This explains why more personal stories are being told when political venues of expression are shut down. Artists seek safer alternatives. Given Singapore’s emphasis on education, educational comics is the other mainstream genre in Singapore. Sir Fong’s Adventures in Science series by Otto Fong has four volumes out so far, gone into reprints and has sold more than 10,000 copies in total. Singapore parents are willing to spend a lot of money on providing tuition and buying assessment books for their children to do well in school. Some of these get trickle down to educational comics. Fong gives school talks to promote his books, which are based on the science curriculum in Singapore.
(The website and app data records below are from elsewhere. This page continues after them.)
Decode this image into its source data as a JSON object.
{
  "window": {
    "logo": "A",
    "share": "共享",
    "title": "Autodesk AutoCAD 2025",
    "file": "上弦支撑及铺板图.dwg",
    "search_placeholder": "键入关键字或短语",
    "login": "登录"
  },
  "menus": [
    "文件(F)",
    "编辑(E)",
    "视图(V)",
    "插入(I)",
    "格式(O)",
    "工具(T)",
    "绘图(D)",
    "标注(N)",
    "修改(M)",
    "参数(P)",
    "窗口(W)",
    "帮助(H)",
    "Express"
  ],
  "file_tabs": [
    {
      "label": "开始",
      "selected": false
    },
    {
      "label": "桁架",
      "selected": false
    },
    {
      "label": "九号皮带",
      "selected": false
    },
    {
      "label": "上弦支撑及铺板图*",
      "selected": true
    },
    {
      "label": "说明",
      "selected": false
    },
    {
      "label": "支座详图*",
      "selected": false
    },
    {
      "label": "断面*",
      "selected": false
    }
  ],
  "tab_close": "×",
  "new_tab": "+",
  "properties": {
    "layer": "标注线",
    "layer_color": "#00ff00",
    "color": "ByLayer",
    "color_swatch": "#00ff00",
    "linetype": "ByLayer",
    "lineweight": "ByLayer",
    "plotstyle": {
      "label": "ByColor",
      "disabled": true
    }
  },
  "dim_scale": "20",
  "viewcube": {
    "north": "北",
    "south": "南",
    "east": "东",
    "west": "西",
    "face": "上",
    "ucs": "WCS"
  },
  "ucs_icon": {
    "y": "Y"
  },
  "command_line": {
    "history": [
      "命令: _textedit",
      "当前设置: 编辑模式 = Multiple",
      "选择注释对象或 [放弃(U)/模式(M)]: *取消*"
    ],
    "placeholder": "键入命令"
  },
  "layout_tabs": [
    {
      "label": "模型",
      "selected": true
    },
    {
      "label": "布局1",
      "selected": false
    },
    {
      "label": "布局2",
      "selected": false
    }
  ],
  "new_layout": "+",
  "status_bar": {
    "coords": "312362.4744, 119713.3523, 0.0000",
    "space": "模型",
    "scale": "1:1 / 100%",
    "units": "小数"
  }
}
Wee, Liew and Fong are among the few examples of comic artists who make a decent living from doing comics in Singapore. Many others like those published by the Association of Comic Artists (Singapore) (ACAS) are doing this as a hobby during their free time. The ACAS books are similarly funded by the NAC.
Comics seem to be caught in a common arts syndrome in Singapore, that winning or being nominated for awards is a sign of validation more important than readership or sales. There are clear advantages of being an award-winning artist as Singapore. One gets more funding for travelling, conferences and even scholarships. The next book would probably pay for itself, which means the publishers are happy and the arts council has fulfilled its mandate of support the arts with its funding. But this situation does not bode well for the industry in the long run or for the medium in terms of telling stories that is commercially viable and connecting with a larger audience. The book I co-edited, Liquid City Volume 2 (Image Comics, 2010), an anthology of Southeast Asian comics, was nominated for best anthology at the 2011 Eisner Awards. Needless to say, it did not win and I am still holding on to my day job.
Lim Cheng Tju
Lim Cheng Tju is an educator in Singapore
Kyoto Review of Southeast Asia. Issue 16 (September 2014) Comics in Southeast Asia: Social and Political Interpretations
Chin, Troy. The Resident Tourist. 5 vols. (Singapore: Self-published, 2008-2011).
Fong, Otto. Sir Fong’s Adventures in Science. 4 vols. (Singapore: Ottonium Comics, 2008-2012).
Hatfield, Charles. Alternative Comics: An Emerging Literature. (Jackson: University Press of Mississippi, 2005).
Liew, Sonny, and Cheng Tju Lim, eds. Liquid City Volume 2. Vol. 2. (Berkeley, CA: Image Comics, 2010).
Lim, Cheng Tju. “Singapore Political Cartooning.” Southeast Asian Journal of Social Science 25.1 (1997): 125-50.
_____”The Early Comics of Eric Khoo.” S/Pores: New Directions In Singapore Studies.11 (2012).
Nanda, Akshita. “Local Comic Book Wins Manga Award.” The Straits Times (2014).
Oh, Yong Hwee, and Hong Teng Koh. Ten Sticks and One Rice. (Singapore: Epigram Books, 2012).
Tan, Andrew (drewscape). Monsters, Miracles and Mayonnaise. (Singapore: Epigram Books, 2012).
Wee, Tian Beng. The Celestial Zone. (Singapore: TCZ Studio, 1999).
Wong, Chun Han. “Singapore Cartoonist Apologizes for Court Lampoon.” The Wall Street Journal (2013).
- On how Oh and Koh created the comics, see http://s-pores.com/2013/02/the-making-of-ten-sticks-and-one-rice-by-oh-yong-hwee-and-koh-hong-teng/. ↩
- See http://www.drearyweary.com/TheResidentTourist/index.html ↩